WHAT YOU WILL DO = Pull every line containing "document" out of the material below.

MATERIAL SUPPLIED =

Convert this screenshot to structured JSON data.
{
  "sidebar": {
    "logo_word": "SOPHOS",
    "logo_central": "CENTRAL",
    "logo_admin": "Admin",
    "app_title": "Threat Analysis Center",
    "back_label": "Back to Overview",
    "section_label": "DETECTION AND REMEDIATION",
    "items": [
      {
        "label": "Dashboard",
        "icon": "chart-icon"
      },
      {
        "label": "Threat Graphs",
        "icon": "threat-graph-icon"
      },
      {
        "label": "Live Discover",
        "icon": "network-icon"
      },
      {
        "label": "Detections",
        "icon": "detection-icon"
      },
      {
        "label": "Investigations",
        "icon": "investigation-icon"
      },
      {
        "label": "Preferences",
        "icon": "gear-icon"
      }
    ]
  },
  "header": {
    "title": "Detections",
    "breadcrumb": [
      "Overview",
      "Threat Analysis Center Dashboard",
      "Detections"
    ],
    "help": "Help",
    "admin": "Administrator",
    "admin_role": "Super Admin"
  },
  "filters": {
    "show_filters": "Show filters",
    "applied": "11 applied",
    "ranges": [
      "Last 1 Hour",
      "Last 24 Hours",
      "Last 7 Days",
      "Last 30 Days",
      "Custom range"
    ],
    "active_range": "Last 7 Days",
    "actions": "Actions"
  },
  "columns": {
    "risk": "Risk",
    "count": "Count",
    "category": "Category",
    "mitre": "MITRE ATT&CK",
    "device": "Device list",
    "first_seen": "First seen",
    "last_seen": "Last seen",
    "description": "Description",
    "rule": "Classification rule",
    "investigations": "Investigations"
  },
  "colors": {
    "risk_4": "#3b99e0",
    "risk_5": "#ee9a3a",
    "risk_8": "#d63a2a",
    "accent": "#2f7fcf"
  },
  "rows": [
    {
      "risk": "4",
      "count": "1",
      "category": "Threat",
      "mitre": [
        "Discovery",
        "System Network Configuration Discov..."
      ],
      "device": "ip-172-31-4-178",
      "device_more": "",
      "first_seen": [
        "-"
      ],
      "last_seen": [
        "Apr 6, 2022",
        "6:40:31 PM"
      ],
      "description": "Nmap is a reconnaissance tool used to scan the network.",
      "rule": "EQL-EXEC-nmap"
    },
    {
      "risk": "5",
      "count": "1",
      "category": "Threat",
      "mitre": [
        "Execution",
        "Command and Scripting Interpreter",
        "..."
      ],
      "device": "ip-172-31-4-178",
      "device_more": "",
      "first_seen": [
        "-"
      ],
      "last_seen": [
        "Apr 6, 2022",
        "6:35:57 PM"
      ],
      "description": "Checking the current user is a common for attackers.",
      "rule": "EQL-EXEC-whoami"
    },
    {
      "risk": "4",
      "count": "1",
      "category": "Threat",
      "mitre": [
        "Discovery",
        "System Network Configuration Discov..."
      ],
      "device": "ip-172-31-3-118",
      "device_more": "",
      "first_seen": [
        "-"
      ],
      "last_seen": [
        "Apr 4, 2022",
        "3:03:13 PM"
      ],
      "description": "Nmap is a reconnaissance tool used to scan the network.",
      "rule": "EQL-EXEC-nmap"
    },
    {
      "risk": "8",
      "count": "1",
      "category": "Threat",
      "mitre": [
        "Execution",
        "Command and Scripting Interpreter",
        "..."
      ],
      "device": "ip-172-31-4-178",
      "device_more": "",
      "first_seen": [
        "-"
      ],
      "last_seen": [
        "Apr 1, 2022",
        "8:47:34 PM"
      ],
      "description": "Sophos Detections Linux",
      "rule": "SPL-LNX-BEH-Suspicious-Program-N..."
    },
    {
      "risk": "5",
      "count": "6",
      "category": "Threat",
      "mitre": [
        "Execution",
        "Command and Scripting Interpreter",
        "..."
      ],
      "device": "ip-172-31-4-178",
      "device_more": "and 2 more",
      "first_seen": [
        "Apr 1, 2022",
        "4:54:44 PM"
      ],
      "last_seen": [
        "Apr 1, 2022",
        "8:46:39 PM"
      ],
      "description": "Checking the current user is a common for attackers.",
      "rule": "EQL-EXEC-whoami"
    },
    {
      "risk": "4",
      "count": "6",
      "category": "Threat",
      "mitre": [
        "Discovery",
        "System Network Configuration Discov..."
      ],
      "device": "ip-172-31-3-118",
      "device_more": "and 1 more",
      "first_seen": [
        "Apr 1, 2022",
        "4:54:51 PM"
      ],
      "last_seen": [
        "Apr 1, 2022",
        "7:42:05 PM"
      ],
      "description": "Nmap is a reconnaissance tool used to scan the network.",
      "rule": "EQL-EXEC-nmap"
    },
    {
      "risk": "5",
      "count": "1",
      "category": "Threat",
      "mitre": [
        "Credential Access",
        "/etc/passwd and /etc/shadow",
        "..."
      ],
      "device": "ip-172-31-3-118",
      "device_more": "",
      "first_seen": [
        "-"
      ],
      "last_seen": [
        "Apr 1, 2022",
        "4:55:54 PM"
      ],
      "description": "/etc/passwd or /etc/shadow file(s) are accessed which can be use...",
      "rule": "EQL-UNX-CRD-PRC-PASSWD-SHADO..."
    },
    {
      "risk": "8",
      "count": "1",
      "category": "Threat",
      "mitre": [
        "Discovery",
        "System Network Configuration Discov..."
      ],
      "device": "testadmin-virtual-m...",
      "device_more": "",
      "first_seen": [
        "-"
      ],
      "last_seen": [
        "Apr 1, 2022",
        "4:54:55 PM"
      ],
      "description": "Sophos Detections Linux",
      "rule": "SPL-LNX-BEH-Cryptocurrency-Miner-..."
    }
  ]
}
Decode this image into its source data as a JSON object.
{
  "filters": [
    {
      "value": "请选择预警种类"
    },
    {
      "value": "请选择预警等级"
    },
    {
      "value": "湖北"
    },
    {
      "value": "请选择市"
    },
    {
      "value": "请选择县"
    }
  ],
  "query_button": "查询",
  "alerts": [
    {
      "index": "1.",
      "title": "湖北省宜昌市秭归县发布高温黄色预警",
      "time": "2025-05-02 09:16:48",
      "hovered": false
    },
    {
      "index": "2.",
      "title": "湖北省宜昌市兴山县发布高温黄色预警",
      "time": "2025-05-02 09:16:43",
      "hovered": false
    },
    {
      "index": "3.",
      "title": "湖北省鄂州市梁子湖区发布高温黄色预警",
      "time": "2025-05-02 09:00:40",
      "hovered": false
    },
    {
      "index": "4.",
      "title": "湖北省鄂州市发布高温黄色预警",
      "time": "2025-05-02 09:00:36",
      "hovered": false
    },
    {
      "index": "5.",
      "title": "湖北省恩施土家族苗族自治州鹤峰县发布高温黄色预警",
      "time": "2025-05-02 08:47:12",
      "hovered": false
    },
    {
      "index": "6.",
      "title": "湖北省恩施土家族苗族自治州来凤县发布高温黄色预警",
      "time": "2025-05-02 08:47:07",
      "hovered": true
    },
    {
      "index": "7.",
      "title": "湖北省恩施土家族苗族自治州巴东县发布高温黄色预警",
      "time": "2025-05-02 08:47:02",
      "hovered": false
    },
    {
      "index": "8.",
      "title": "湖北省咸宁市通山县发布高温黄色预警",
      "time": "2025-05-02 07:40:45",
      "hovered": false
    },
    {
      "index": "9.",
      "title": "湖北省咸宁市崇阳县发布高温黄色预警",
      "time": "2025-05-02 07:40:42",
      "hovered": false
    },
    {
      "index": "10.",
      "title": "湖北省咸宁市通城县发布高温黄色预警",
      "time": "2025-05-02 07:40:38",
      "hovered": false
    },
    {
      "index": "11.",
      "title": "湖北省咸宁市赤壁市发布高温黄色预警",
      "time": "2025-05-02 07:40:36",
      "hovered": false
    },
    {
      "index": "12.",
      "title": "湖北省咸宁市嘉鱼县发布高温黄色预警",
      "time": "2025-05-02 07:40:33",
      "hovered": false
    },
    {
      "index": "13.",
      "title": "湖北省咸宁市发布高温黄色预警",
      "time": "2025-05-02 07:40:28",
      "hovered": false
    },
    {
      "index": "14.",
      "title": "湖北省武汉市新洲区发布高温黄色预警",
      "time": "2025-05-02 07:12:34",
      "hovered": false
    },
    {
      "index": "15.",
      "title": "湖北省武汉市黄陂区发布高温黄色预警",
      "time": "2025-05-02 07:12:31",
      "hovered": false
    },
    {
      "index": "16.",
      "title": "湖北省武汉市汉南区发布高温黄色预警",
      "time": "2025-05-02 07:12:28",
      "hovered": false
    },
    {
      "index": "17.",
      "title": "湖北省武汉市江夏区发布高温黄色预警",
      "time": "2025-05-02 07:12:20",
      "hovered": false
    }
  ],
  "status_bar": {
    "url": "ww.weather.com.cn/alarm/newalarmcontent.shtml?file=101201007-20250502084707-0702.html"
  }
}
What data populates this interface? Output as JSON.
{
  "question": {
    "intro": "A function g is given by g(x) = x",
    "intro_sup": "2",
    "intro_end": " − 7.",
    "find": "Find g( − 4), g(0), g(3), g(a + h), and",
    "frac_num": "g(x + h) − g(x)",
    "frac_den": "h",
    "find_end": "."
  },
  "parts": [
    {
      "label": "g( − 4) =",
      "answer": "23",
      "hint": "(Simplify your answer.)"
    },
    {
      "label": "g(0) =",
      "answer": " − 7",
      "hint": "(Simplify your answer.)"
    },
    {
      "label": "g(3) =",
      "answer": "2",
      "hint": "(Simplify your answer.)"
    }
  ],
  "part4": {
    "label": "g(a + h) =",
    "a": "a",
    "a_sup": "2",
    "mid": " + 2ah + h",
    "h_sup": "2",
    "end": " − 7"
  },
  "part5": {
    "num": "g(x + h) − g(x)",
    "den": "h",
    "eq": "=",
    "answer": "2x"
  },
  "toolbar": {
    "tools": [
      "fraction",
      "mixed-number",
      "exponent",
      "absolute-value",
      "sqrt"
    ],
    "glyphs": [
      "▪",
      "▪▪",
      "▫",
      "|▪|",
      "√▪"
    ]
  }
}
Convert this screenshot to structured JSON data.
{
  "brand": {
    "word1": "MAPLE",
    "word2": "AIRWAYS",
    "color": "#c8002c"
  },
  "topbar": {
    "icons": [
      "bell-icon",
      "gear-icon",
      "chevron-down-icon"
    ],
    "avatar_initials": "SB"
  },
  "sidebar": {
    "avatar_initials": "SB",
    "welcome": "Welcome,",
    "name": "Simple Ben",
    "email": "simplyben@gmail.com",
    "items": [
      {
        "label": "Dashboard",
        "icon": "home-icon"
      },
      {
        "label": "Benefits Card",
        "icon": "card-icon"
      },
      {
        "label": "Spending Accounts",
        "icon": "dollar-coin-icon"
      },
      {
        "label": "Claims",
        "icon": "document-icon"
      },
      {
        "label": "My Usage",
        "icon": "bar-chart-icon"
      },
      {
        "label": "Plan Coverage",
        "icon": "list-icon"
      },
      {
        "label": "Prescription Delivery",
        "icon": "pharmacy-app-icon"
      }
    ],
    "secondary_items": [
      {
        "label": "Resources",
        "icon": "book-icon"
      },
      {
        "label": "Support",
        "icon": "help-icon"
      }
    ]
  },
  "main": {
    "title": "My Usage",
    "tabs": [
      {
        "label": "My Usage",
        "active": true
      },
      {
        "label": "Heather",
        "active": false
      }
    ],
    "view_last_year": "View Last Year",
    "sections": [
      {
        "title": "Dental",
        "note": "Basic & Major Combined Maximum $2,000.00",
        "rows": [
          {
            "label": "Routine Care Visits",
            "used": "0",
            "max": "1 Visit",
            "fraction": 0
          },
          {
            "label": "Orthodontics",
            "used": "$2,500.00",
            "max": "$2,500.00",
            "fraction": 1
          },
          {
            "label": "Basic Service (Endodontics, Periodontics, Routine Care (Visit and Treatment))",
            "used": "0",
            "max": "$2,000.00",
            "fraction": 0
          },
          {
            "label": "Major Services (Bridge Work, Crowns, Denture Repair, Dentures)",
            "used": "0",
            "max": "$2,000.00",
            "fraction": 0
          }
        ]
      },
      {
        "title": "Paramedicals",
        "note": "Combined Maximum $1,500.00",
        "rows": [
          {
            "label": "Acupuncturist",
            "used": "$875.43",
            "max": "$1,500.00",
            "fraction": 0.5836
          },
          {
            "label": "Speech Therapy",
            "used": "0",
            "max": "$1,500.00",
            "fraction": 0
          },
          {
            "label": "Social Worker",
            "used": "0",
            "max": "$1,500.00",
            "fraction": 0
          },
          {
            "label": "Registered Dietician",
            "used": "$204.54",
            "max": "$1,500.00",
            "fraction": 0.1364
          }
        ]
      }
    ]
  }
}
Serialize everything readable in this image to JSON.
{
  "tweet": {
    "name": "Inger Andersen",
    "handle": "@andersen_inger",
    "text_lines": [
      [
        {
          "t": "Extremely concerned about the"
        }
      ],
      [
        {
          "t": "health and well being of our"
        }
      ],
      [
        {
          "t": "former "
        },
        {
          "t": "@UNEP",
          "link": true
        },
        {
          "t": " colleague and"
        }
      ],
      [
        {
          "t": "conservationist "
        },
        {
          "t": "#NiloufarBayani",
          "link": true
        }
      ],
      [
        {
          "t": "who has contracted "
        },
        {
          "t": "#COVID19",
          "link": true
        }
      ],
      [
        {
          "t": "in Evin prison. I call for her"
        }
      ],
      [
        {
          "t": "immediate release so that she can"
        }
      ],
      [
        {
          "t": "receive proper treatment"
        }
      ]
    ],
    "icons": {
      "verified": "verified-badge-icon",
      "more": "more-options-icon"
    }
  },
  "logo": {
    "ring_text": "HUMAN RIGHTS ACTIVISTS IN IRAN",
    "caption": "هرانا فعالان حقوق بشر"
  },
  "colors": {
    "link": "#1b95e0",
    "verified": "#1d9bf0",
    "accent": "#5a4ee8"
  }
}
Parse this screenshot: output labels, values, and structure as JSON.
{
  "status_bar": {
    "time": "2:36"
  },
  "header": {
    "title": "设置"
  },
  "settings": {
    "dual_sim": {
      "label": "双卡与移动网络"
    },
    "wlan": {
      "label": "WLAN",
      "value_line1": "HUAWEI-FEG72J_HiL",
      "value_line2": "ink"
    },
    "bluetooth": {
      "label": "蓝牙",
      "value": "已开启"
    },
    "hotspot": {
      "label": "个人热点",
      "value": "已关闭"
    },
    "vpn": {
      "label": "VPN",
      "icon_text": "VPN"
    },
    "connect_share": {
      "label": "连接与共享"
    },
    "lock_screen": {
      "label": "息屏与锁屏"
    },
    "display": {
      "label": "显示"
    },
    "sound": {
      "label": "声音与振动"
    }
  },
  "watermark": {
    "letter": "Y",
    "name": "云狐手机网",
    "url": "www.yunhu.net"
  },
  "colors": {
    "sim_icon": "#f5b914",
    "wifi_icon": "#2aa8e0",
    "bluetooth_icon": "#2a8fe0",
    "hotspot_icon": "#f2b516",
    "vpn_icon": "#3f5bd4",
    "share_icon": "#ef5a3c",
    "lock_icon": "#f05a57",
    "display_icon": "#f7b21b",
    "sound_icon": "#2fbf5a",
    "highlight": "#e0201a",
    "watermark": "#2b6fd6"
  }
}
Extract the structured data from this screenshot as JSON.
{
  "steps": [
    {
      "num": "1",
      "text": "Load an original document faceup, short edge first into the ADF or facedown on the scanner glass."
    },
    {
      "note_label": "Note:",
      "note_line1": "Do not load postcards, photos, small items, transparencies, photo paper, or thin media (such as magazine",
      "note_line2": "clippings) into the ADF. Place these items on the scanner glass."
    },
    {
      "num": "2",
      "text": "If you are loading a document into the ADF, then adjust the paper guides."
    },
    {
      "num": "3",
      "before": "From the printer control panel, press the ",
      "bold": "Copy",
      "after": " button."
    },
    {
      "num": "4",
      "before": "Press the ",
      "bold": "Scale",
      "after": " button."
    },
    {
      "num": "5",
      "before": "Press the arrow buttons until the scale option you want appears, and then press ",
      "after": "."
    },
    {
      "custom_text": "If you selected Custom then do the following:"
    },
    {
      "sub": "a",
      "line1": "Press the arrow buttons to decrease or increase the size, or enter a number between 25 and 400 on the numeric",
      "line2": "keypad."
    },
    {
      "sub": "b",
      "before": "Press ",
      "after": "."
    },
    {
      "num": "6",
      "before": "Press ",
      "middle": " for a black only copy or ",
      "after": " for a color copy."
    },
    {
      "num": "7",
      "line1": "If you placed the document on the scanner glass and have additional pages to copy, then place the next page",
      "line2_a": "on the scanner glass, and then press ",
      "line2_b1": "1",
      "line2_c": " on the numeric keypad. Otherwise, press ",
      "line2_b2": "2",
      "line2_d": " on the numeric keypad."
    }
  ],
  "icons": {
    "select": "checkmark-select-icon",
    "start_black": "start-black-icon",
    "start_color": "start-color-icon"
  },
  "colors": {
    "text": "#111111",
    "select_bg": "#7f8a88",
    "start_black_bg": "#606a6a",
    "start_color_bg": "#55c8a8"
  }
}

SOLUTION TO THIS TASK =
        "icon": "document-icon"
      "text": "Load an original document faceup, short edge first into the ADF or facedown on the scanner glass."
      "text": "If you are loading a document into the ADF, then adjust the paper guides."
      "line1": "If you placed the document on the scanner glass and have additional pages to copy, then place the next page",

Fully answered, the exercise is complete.